• **Task requirements**
Tally how many lines of these entries hold the string "Internal". Return the number alone.

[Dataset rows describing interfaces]
======

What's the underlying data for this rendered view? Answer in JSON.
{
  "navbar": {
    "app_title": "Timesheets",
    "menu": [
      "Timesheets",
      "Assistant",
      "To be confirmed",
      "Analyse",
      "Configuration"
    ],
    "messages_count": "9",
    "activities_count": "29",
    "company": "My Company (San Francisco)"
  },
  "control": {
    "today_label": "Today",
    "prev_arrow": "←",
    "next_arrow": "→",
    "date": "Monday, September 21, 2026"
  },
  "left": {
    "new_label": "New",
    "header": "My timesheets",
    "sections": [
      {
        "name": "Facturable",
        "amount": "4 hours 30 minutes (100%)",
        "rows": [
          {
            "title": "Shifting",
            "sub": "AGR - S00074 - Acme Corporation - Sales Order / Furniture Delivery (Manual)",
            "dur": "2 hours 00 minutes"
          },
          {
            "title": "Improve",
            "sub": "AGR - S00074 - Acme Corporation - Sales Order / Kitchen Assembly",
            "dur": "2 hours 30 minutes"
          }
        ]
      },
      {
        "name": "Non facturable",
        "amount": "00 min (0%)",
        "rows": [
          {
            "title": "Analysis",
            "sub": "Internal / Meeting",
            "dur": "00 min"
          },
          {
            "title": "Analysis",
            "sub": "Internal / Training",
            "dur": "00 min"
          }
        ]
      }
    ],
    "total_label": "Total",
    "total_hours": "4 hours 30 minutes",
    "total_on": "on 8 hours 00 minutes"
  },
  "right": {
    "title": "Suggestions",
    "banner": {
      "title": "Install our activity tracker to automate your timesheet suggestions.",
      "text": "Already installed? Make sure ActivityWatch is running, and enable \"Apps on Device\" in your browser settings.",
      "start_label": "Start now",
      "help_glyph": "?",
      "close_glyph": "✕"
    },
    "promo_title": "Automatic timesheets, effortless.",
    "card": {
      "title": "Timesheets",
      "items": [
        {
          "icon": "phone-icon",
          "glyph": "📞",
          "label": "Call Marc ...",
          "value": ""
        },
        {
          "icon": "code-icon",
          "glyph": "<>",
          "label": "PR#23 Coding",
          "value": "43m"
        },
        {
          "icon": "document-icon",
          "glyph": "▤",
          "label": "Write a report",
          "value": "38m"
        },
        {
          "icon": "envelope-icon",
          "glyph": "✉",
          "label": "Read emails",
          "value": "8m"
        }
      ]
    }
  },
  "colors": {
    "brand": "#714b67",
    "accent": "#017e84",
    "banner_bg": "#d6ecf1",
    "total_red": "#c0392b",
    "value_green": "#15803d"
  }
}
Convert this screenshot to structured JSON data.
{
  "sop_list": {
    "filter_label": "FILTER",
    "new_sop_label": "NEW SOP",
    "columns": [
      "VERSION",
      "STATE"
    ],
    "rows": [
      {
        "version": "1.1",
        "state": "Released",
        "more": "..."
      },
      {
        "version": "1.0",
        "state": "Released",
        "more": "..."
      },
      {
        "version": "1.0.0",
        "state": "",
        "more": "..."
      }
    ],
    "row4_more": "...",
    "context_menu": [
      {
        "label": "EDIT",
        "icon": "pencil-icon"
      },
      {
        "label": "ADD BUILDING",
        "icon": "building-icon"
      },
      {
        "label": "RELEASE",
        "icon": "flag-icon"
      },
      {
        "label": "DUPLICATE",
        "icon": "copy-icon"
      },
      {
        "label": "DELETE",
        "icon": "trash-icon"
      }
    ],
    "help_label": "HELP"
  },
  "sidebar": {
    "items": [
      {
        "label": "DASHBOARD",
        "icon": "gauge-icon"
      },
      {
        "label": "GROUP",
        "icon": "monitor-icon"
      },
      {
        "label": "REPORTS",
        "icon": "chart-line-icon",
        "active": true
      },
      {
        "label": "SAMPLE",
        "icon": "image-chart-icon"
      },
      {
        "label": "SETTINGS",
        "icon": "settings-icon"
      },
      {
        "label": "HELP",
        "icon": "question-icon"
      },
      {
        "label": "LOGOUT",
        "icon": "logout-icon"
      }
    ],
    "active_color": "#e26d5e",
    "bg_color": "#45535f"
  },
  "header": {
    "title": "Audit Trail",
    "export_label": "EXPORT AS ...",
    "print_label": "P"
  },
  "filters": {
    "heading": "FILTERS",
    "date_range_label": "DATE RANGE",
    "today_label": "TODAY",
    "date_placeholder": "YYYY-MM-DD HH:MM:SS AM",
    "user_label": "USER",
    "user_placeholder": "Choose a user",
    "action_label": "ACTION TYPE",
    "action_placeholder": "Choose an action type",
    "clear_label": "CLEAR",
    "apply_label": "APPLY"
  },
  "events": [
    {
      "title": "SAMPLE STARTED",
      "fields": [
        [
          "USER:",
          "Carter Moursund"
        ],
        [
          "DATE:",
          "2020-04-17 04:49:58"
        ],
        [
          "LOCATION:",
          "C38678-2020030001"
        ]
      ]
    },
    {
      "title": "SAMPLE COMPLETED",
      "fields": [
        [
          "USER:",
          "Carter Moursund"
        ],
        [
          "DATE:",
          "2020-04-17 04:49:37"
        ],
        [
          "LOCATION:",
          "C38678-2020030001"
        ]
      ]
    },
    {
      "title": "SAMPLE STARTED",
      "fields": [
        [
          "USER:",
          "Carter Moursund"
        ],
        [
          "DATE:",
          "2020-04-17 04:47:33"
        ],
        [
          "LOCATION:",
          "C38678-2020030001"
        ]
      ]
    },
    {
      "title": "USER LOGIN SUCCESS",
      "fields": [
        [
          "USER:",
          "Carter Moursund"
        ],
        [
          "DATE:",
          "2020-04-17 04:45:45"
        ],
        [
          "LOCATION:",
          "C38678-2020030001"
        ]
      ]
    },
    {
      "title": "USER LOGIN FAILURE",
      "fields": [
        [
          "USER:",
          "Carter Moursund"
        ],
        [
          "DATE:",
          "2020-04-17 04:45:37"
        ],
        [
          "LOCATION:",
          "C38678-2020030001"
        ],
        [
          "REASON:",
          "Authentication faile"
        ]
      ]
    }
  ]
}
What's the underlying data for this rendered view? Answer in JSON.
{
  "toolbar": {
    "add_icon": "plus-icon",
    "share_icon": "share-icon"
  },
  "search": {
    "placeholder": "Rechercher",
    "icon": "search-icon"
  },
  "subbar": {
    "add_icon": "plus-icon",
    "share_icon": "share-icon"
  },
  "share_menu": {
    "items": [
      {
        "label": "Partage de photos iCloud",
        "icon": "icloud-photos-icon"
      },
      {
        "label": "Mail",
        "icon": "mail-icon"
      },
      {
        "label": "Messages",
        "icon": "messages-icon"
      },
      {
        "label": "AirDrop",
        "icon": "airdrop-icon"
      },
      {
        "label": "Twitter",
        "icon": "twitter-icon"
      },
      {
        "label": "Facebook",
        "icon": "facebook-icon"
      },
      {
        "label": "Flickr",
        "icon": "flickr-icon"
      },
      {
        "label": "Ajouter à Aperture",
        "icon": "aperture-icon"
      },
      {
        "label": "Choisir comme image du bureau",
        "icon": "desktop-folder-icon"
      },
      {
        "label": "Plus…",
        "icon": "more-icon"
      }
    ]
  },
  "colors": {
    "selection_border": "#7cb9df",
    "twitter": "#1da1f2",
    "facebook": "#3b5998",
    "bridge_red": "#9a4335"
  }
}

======

• **Your response**
2